Task to complete:
On how many lines of the data below does the word "Сахалинской" appear? Reply with the number only.

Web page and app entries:

- - -

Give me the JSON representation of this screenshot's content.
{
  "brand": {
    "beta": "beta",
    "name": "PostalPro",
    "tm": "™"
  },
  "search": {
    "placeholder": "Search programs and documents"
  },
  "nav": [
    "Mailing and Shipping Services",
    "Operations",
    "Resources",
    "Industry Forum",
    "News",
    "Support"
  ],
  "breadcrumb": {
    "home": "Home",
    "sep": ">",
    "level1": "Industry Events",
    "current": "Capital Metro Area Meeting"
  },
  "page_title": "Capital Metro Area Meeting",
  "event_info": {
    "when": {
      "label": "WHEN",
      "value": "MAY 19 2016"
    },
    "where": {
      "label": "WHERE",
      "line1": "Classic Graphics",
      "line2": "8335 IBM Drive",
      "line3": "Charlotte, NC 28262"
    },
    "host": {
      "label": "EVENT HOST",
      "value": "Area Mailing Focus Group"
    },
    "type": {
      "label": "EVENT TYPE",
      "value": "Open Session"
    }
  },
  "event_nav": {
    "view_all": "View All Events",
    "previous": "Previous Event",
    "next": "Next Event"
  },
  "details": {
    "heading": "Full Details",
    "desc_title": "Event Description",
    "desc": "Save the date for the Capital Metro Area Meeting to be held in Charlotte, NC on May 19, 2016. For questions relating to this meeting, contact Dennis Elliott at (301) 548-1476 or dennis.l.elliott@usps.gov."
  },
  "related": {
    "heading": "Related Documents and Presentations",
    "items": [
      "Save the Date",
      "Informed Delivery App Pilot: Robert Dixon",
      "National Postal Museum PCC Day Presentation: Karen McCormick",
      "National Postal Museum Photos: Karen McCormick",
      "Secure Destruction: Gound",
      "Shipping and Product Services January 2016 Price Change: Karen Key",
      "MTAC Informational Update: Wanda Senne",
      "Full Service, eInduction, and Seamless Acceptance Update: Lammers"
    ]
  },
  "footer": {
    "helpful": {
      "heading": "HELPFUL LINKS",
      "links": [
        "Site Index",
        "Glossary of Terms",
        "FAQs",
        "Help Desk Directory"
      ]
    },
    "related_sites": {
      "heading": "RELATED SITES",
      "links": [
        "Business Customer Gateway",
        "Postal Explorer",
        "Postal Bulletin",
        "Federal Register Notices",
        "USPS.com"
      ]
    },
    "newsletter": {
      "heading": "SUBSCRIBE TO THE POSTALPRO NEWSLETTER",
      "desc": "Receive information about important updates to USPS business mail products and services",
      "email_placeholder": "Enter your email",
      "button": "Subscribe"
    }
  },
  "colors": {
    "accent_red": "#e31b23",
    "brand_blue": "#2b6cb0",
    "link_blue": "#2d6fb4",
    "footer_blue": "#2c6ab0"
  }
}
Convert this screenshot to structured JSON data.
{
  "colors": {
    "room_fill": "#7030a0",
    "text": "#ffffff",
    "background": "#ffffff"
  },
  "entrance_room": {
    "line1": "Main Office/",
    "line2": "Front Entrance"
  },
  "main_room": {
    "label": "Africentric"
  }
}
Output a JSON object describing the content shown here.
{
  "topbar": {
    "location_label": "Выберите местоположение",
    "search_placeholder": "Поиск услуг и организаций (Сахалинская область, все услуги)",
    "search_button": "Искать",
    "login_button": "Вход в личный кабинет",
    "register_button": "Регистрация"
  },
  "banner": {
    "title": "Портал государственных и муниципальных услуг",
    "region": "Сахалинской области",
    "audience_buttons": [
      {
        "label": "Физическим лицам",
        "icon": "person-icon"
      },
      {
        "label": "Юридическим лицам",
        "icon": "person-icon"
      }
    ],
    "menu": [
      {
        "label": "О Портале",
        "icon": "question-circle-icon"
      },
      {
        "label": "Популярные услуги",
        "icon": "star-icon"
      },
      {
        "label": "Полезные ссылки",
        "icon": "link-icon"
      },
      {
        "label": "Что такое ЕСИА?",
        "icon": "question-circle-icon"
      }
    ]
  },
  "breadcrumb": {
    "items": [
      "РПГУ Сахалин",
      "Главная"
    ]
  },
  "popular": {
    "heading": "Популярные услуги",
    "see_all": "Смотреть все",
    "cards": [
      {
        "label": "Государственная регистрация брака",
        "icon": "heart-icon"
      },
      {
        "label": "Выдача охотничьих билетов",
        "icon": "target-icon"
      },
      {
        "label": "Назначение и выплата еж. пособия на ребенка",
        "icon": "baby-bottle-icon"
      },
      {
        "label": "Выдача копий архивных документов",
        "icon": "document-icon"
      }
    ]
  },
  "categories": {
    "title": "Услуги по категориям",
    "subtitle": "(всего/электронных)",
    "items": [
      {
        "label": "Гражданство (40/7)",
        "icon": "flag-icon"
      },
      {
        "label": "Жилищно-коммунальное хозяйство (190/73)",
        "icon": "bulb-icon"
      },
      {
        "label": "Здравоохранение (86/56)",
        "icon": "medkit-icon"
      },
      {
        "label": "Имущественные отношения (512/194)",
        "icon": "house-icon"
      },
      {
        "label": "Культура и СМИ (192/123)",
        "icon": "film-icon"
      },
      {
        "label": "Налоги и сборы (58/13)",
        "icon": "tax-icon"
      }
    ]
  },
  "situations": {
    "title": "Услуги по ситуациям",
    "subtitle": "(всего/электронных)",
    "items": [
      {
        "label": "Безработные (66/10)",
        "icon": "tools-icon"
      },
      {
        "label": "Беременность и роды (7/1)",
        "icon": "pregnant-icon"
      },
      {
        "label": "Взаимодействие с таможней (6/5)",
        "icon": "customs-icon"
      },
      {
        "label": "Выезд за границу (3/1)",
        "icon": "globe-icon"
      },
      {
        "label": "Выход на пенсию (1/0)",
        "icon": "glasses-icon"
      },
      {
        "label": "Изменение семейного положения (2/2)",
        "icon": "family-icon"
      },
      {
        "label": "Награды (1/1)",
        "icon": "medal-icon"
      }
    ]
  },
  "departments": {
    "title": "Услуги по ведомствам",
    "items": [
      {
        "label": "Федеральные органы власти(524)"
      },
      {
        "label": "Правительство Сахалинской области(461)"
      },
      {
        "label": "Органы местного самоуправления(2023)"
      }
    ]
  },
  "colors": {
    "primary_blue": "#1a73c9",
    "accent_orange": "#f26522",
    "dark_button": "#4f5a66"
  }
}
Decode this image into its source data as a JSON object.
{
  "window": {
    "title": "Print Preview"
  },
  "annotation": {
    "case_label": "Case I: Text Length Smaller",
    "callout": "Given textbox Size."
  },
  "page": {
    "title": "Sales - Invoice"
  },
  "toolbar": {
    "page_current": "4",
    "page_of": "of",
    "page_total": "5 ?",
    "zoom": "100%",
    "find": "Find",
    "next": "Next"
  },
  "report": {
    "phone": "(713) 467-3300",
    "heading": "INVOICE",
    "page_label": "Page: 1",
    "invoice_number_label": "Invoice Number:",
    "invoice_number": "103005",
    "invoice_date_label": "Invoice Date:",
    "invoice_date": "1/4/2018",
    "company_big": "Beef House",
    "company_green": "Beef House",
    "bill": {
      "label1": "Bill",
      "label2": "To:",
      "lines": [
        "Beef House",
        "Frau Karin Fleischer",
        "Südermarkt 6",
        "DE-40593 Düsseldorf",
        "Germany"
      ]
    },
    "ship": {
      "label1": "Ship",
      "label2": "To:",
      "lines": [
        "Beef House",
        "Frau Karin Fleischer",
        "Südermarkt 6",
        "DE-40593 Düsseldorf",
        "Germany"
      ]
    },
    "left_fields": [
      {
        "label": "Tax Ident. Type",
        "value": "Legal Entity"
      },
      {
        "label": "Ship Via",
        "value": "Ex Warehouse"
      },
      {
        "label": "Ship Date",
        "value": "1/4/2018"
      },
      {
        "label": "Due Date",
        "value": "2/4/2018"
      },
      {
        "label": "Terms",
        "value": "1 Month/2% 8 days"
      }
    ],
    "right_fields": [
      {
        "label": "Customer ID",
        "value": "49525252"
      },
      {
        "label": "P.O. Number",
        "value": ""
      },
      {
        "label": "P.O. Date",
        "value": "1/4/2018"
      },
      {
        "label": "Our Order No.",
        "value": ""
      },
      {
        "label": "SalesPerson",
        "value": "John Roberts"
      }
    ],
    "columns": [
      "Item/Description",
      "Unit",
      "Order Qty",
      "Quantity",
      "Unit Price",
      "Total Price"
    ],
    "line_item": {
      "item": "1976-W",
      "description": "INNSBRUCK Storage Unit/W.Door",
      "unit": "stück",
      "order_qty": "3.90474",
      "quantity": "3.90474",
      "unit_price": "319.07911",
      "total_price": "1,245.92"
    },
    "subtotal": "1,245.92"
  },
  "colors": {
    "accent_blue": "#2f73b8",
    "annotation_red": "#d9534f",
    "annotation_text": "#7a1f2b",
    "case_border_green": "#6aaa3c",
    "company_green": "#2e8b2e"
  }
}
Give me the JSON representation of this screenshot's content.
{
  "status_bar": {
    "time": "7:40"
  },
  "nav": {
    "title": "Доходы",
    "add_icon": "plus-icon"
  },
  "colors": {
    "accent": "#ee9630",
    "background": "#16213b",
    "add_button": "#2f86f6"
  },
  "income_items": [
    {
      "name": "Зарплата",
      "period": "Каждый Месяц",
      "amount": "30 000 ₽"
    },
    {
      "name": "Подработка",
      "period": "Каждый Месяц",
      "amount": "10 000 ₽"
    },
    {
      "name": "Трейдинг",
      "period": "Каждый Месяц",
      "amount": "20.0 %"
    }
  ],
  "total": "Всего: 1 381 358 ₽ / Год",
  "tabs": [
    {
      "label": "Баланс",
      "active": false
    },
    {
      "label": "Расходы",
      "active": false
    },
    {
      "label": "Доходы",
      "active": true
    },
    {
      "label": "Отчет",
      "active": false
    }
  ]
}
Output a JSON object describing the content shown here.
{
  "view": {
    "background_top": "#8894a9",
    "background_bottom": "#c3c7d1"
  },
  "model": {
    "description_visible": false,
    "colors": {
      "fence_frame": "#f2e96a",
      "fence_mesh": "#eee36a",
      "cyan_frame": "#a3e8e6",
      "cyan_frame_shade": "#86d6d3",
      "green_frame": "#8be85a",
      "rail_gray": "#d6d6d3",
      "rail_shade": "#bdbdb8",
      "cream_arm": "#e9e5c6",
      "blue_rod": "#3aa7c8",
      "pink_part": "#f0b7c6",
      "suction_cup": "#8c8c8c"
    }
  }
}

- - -

Reply to the task:
2